Children with a history of developmental language disorder (DLD) entering school are a challenge for classroom teachers. Teachers are often not very familiar with DLD, and language difficulties in school age children are often not obvious in context-supported everyday language. However, their language is still vulnerable. The teachers' way of talking with four children with DLD, two with predominantly production difficulties and stronger language comprehension and two with language comprehension difficulties were studied in two types of context, differing in their degree of structure. Variables for a quantitative analysis were number of words per minute and mean length of utterance (MLU) in words for both teachers and children, and the number of questions asked by the teacher. A qualitative analysis focused on identifying typical characteristics depending on context and the child's type of difficulties. In both contexts the teachers talked more than the children, but the difference was smaller in the less structured context, mainly because the children talked more. The two children with predominantly production difficulties seemed to take advantage of the opportunities to take initiatives offered in the less structured context.
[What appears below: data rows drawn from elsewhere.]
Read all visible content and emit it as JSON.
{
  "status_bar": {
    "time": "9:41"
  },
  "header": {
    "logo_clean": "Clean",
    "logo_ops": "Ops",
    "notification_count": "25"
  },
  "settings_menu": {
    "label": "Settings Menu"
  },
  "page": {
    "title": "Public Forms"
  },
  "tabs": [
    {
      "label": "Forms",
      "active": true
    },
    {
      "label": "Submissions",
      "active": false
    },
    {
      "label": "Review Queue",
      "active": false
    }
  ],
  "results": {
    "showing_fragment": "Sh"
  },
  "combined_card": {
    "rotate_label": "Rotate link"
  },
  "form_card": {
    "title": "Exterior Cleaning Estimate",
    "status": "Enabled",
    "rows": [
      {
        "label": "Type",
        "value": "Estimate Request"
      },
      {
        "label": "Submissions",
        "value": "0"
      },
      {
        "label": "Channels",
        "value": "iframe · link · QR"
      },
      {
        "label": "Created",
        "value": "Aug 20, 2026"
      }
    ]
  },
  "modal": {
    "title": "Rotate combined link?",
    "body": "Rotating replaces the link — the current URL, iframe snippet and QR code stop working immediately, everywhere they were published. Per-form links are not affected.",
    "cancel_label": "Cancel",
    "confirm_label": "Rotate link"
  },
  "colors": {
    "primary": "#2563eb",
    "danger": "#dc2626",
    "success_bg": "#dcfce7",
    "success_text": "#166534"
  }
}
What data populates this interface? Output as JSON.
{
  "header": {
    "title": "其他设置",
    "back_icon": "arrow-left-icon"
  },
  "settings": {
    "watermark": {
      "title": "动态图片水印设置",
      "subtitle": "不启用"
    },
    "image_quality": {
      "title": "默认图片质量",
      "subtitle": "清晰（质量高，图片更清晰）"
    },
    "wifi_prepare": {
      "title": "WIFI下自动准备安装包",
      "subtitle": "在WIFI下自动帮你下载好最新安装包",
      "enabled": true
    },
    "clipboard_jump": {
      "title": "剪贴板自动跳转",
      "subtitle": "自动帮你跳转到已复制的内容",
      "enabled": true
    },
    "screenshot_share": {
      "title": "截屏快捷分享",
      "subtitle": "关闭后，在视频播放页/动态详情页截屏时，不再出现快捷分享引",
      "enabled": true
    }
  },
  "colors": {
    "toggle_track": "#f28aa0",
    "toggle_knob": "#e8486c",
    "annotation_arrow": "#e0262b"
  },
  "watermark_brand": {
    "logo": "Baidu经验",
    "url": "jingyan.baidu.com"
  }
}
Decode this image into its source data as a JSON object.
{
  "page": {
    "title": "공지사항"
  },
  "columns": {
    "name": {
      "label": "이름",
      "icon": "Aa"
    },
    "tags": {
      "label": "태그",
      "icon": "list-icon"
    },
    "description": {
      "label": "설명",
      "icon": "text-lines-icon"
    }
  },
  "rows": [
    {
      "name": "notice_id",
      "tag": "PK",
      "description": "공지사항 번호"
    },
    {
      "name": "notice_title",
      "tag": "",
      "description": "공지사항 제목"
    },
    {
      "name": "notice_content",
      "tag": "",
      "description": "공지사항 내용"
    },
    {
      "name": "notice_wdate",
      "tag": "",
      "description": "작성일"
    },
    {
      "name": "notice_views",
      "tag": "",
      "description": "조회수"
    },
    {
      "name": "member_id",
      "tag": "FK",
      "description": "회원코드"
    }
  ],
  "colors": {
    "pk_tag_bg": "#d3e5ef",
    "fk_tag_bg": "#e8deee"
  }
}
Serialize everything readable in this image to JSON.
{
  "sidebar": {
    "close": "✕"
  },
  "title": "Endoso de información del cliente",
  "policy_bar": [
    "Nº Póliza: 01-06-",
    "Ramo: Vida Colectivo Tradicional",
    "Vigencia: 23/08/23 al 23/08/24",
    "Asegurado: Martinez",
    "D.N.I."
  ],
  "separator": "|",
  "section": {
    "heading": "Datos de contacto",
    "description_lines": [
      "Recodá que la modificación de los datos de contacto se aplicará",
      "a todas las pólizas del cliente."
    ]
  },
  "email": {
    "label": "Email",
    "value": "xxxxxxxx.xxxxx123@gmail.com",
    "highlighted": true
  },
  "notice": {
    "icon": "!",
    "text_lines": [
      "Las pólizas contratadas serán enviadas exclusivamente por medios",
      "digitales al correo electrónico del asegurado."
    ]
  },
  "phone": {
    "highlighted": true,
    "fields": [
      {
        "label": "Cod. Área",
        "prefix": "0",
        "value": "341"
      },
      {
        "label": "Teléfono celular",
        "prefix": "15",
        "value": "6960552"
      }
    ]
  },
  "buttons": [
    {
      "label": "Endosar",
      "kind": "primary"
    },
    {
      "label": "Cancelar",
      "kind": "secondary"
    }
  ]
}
The children with comprehension difficulties function better in the more structured context, where their comprehension difficulties were less obvious. Studies with more rigorous design analysing more aspects of teacher's interactive behavior in different contexts and with children with different linguistic profiles are needed to provide teachers with information to raise their awareness of how to provide support adapted to the linguistic profiles of children with DLD.
- Pedagogik (50301)